Gay marriage divides opinion - but can it boost matrimony?
Marriage is about more than sex, it's about commitment, so why shouldn't gays get married?
THE GOVERNMENT launched a consultation on same-sex marriage this month in a move decried by some – especially Cardinal Keith O'Brien, Britain's leading Catholic - as undermining the institution of marriage, while others welcomed the proposal.
Gay marriage like condoning slavery
Since all the legal rights of marriage are already available to homosexual couples in civil partnerships, says Cardinal O'Brien in The Daily Telegraph, gay marriage is not about rights, but "an attempt to redefine marriage". But "no government has the moral authority to dismantle the universally understood meaning of marriage". Imagine if the government decided to legalise slavery but assured us that "no one will be forced to keep a slave", adds O'Brien.
Most gays are happy with civil partnerships
We are simply sheepishly following other EU countries that have instituted gay marriage, says Janice Atkinson-Small in the Daily Mail. And "where Europe leads, we follow". Many gay people are happy with civil partnerships, but it's the "extreme gay lobby" that are pushing this change. "Dave, wake-up, you are the leader of the Conservative party, not the liberal left."
Conservatives should welcome gay marriage
True conservatives should welcome gay marriage, says Douglas Murray in The Spectator.
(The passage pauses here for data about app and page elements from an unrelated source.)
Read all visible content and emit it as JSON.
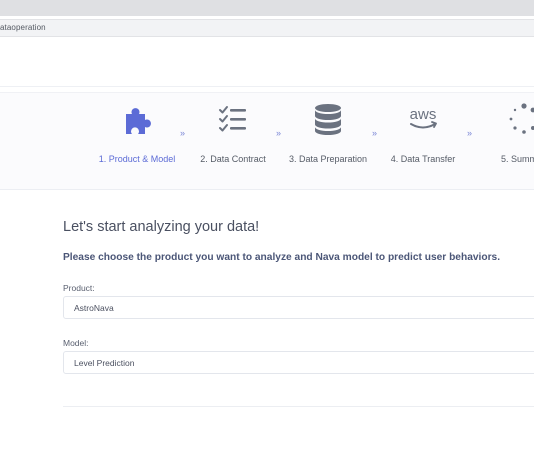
{
  "browser": {
    "url": "ataoperation"
  },
  "stepper": {
    "steps": [
      {
        "label": "1. Product & Model",
        "icon": "puzzle-icon",
        "active": true
      },
      {
        "label": "2. Data Contract",
        "icon": "checklist-icon",
        "active": false
      },
      {
        "label": "3. Data Preparation",
        "icon": "database-icon",
        "active": false
      },
      {
        "label": "4. Data Transfer",
        "icon": "aws-icon",
        "active": false
      },
      {
        "label": "5. Summ",
        "icon": "spinner-icon",
        "active": false
      }
    ],
    "separator": "»"
  },
  "main": {
    "heading": "Let's start analyzing your data!",
    "subheading": "Please choose the product you want to analyze and Nava model to predict user behaviors.",
    "product_label": "Product:",
    "product_value": "AstroNava",
    "model_label": "Model:",
    "model_value": "Level Prediction"
  },
  "colors": {
    "accent": "#5c6bd6",
    "icon_gray": "#6b7280"
  }
}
It represents "not the making gay of marriage but the making conservative of gays". The desire of an increasing number of gay couples to have "their stable and lifelong relationships recognised equally by family, friends and society as a whole" demonstrates their respect for "an important institution".
Catholics should condemn divorce before gay marriage
The Bible's arguments against divorce are a lot stronger than those damning gay marriage, says Andrew Brown in The Guardian. The authors of the Bible would have been horrified by gay marriage, "but it is nowhere explicitly denounced the way that Jesus denounced divorce". Despite this, the Catholic Church in England and Wales accepts divorced and remarried people. It's a practical decision as much as anything: "If only Catholics who fully accepted the church's teaching on sex went to churches they would all be empty".
Marriage about more than sex
There's no doubt that much of the opposition to gay marriage stems from "a visceral distaste at the whole idea of physical union between men", says Dominic Lawson in The Independent. But "marriage is about much more than sex (some would say that it's the alternative)". Marriage is about two people signalling their absolute and permanent commitment to one another, adds Lawson. If we believe in the separation of church and state, then surely it's possible for same-sex couples to have unions recognised as marriage by the civil authorities, but not necessarily by the churches, "which have their own special notions of what constitutes sacred union".